Excerpted data Start Marker

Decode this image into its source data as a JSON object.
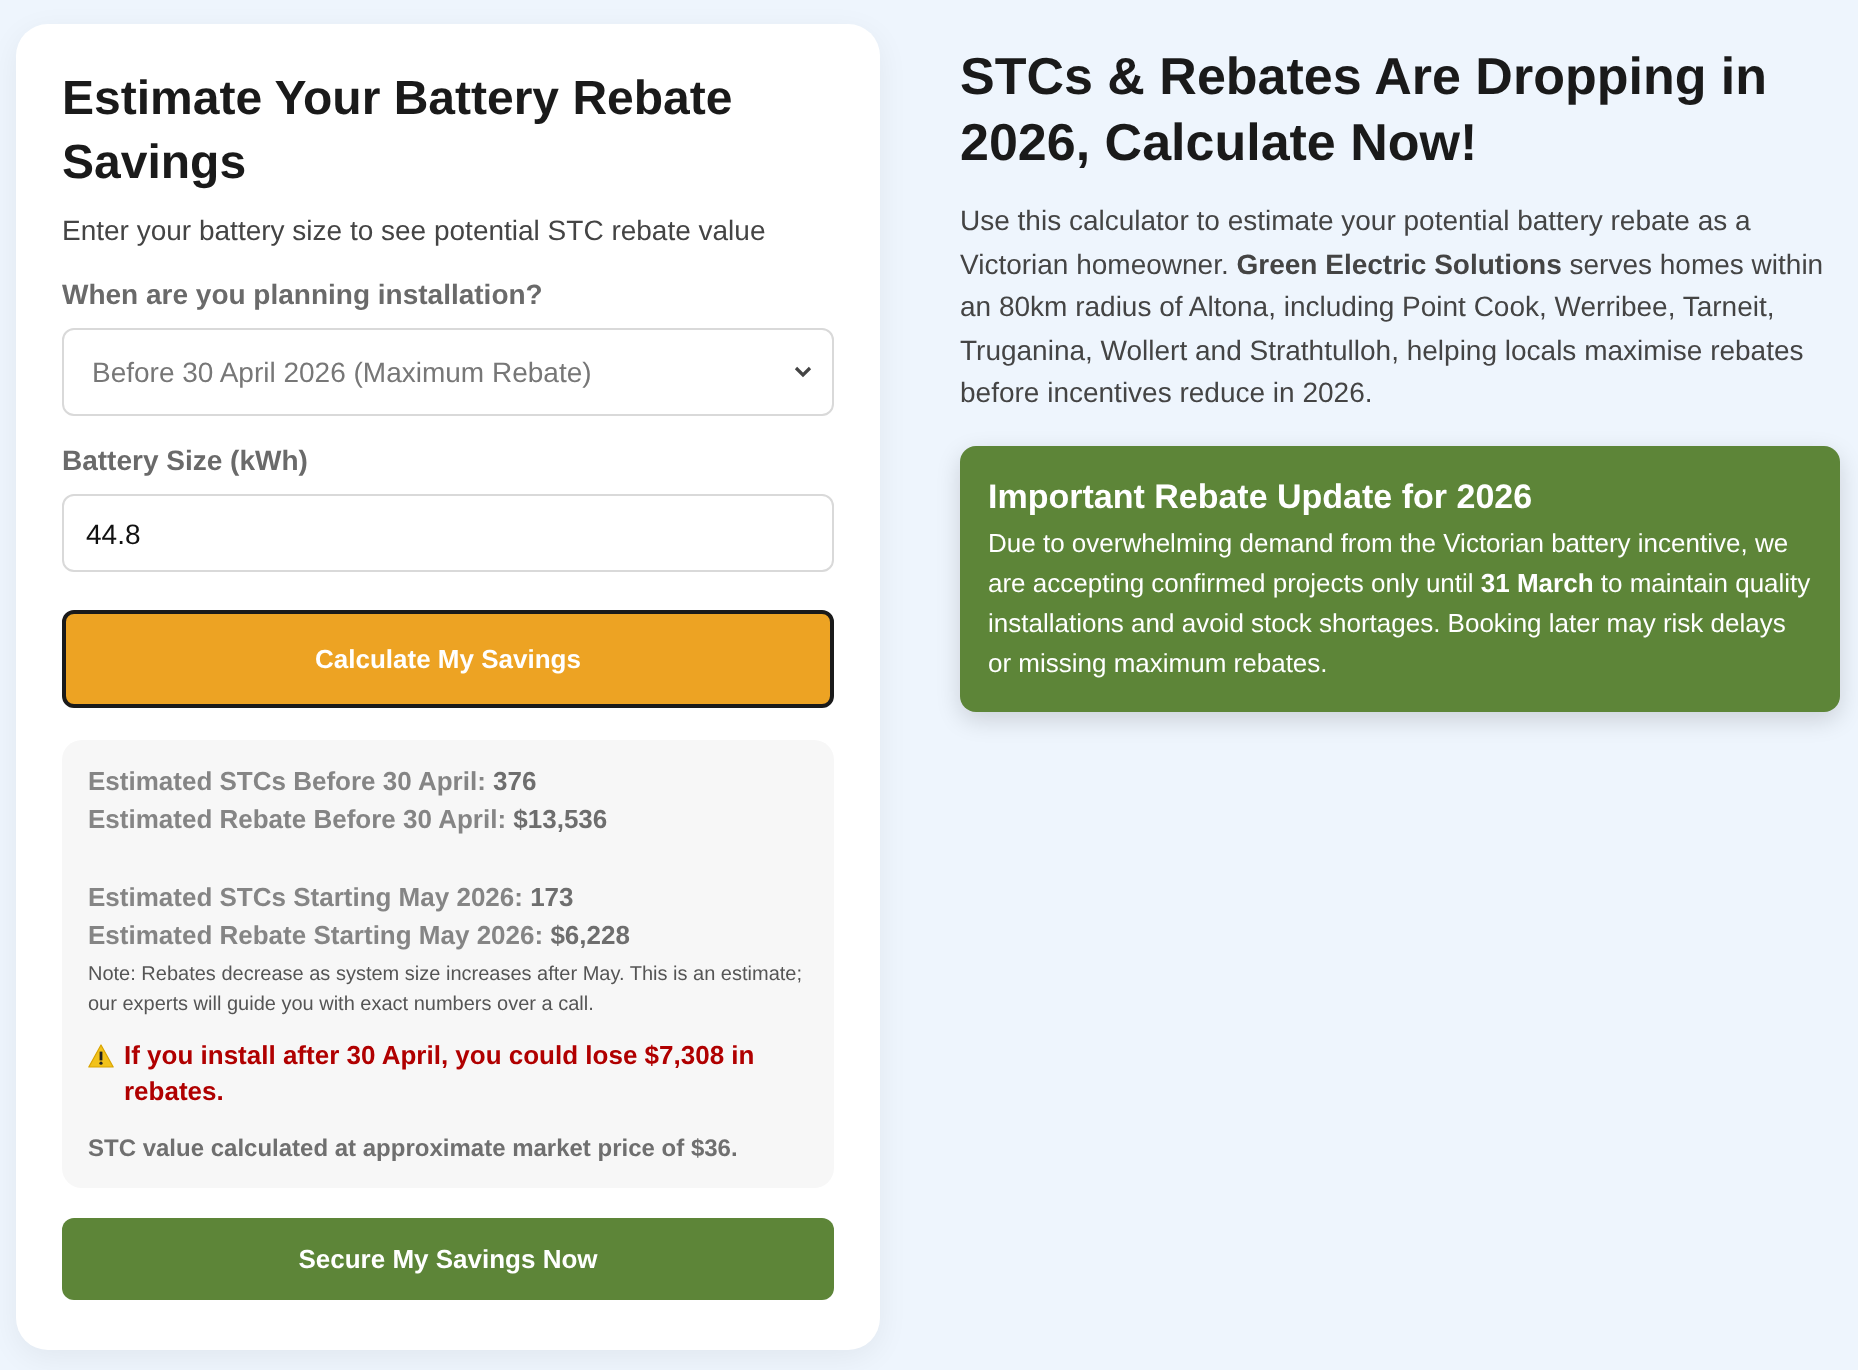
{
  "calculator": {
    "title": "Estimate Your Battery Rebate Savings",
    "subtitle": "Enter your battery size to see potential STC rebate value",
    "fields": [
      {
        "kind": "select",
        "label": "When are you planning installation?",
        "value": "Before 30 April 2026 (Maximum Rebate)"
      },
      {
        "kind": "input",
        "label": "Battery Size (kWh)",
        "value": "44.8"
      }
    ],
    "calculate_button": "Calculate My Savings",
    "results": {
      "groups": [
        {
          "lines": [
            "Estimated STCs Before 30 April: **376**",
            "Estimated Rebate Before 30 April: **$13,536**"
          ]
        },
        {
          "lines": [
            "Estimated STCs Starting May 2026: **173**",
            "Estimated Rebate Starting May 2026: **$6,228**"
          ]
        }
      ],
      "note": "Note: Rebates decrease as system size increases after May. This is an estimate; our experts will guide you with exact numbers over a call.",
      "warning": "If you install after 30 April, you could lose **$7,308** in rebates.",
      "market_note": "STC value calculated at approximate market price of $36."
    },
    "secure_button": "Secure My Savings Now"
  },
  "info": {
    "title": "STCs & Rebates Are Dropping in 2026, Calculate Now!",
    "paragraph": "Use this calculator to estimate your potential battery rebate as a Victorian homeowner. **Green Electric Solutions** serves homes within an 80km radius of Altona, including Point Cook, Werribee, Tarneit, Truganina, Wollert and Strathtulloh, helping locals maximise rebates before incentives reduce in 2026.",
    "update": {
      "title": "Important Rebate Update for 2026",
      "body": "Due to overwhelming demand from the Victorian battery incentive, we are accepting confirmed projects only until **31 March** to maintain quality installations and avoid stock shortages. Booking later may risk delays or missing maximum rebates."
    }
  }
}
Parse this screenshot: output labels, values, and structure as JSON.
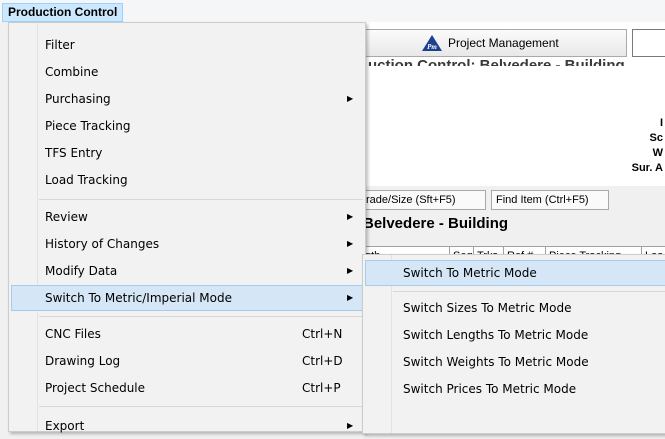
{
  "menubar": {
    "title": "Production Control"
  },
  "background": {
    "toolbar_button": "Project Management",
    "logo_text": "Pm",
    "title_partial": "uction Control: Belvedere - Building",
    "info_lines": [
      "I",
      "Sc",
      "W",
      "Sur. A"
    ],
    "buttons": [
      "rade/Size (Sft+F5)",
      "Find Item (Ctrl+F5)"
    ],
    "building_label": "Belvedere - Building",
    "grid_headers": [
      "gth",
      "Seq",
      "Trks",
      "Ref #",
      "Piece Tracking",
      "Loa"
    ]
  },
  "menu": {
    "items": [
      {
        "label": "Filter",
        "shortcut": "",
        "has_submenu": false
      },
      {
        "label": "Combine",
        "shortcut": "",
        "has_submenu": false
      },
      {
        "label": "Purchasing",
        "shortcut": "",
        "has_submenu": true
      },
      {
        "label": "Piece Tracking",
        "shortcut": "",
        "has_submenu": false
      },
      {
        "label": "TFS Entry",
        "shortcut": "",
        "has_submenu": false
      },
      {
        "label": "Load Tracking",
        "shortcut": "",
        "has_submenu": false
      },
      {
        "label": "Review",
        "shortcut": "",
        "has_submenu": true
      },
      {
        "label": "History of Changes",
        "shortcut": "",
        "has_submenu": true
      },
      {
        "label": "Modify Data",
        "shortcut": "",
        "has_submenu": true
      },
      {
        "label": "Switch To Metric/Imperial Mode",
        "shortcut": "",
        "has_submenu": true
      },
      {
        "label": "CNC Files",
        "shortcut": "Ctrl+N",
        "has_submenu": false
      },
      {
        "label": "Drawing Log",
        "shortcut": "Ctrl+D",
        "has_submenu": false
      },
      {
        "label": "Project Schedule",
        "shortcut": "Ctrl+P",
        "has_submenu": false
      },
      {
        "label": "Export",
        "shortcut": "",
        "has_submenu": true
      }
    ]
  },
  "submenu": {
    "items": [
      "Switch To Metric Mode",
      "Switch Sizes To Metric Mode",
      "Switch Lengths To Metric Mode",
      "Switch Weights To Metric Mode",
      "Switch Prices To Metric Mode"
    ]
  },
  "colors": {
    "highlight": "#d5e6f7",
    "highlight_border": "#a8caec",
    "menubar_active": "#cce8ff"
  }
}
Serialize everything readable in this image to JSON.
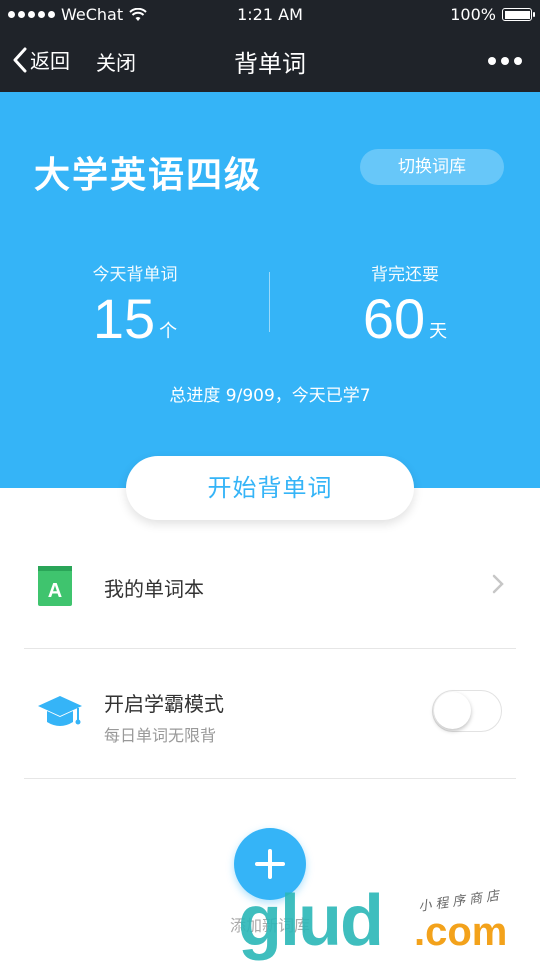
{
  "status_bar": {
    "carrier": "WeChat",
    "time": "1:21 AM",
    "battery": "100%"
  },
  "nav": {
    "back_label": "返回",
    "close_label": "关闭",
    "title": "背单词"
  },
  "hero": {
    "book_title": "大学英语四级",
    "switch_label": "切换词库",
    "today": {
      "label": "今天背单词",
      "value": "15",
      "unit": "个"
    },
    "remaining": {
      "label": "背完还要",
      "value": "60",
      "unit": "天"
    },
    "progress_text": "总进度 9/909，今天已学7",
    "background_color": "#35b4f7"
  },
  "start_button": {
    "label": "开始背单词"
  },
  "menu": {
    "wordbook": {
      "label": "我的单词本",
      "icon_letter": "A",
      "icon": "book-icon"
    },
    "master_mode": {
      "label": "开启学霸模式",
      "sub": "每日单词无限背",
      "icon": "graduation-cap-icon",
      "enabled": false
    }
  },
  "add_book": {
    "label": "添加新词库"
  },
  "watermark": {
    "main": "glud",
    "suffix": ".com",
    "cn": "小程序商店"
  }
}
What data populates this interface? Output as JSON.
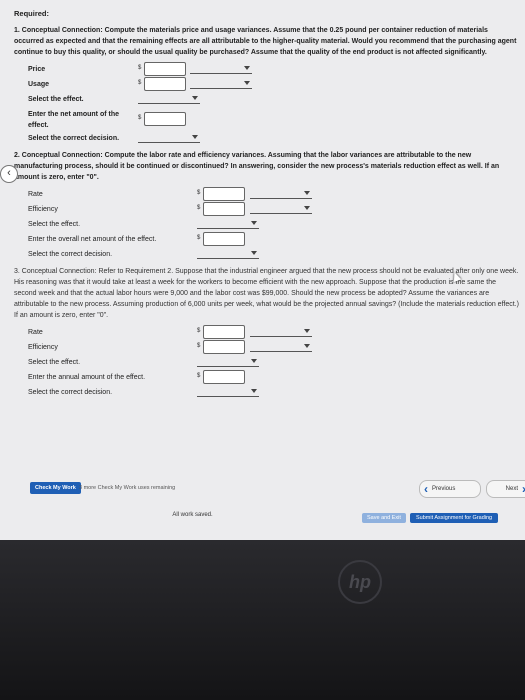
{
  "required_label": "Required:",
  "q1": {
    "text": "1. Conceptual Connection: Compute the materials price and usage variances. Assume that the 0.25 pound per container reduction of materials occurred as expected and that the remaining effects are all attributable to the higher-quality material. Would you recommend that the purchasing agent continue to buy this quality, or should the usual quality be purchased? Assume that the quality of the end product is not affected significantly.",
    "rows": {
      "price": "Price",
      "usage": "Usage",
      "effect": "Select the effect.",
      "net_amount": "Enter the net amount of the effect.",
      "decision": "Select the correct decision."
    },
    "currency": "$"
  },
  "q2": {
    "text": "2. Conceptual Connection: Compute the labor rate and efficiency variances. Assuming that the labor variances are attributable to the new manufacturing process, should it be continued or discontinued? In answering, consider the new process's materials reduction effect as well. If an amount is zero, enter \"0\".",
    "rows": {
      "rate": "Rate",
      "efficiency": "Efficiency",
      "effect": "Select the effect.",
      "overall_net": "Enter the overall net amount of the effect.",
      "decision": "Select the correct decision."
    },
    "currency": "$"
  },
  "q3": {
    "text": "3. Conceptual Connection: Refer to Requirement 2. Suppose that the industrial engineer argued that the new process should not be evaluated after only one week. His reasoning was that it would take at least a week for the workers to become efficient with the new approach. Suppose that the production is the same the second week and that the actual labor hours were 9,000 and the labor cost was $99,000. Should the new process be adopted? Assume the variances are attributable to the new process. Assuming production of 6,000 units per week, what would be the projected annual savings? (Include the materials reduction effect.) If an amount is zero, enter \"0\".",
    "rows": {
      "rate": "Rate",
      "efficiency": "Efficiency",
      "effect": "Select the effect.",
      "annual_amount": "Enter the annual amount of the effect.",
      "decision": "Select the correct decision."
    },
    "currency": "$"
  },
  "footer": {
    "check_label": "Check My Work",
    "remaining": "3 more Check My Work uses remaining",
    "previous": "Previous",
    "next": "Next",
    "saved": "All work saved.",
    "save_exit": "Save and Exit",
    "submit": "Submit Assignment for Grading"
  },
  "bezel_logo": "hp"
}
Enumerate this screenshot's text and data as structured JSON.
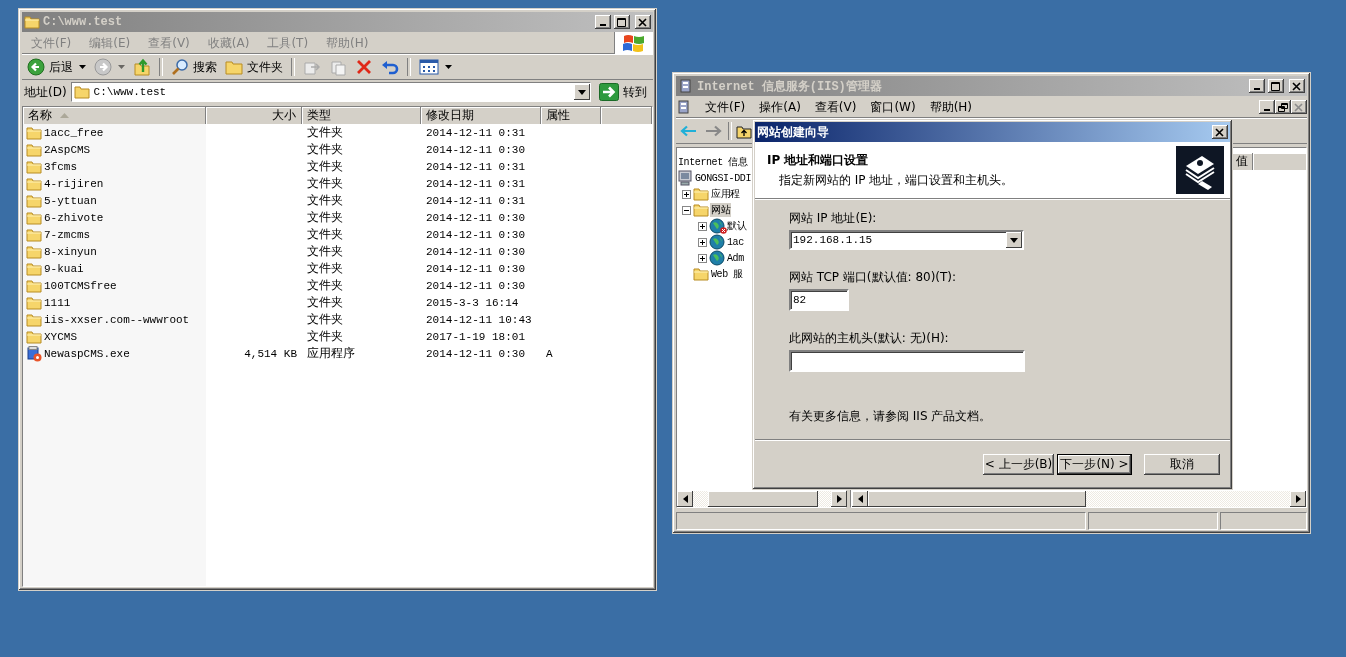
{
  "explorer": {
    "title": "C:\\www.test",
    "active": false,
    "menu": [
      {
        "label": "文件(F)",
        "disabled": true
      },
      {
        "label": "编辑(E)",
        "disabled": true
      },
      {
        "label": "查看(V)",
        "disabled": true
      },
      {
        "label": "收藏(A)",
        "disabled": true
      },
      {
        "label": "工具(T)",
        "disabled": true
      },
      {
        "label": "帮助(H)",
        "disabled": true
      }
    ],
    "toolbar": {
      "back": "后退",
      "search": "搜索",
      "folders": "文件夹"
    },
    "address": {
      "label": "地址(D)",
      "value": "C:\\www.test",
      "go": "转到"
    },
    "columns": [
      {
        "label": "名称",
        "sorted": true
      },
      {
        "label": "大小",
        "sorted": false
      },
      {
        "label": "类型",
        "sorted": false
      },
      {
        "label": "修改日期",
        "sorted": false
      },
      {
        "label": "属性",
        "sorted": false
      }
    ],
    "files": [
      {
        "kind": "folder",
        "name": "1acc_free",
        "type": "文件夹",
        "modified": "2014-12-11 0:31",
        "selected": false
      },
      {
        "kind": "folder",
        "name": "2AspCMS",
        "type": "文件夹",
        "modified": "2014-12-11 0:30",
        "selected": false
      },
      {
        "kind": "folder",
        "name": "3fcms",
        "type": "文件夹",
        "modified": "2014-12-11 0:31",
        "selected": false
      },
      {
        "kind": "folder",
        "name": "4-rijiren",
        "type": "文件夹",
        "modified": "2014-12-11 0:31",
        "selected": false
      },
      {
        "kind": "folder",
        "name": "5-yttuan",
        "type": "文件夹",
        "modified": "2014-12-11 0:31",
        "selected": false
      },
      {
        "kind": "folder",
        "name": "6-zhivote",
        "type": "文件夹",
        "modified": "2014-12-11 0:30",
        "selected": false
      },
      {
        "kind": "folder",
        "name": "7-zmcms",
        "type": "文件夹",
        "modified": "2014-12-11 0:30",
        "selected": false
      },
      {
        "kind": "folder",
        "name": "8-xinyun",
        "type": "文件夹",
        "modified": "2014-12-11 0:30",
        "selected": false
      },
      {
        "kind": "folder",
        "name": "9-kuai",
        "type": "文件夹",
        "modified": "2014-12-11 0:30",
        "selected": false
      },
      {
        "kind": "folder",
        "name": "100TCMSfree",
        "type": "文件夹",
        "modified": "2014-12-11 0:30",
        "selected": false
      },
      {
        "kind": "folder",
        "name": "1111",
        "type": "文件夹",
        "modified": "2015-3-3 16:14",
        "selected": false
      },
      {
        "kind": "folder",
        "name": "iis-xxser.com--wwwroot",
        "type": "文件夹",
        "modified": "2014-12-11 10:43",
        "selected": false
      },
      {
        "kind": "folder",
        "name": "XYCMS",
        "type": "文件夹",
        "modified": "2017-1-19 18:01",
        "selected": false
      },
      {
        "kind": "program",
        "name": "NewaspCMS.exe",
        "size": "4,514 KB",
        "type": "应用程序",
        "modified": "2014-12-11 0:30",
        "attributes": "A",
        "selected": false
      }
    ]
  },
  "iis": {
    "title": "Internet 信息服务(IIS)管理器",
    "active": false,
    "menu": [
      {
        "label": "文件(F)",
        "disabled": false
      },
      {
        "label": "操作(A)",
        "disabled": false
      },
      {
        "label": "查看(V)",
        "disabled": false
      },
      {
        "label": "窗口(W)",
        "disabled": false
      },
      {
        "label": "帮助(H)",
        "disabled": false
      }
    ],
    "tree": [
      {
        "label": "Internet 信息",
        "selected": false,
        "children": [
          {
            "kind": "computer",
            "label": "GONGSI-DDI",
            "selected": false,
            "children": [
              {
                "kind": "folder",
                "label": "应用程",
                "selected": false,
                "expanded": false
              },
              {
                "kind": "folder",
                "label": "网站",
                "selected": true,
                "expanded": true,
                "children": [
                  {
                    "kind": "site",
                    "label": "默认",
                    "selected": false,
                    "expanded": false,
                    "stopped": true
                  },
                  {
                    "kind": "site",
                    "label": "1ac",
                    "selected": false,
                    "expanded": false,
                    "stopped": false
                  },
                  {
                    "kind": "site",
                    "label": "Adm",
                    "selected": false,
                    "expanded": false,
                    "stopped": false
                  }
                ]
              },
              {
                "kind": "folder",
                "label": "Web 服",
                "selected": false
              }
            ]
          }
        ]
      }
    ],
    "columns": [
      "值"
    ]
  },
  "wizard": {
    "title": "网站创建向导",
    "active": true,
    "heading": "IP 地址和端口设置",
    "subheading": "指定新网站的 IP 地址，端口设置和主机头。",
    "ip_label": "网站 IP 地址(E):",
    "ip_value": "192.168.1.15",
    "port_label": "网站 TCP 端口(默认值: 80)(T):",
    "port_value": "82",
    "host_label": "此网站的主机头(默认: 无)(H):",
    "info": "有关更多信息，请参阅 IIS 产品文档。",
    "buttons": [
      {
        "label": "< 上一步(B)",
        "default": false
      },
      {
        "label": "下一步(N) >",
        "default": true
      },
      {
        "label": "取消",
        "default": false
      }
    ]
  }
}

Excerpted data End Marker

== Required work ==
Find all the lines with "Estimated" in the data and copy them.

== Answer box ==
            "Estimated STCs Before 30 April: **376**",
            "Estimated Rebate Before 30 April: **$13,536**"
            "Estimated STCs Starting May 2026: **173**",
            "Estimated Rebate Starting May 2026: **$6,228**"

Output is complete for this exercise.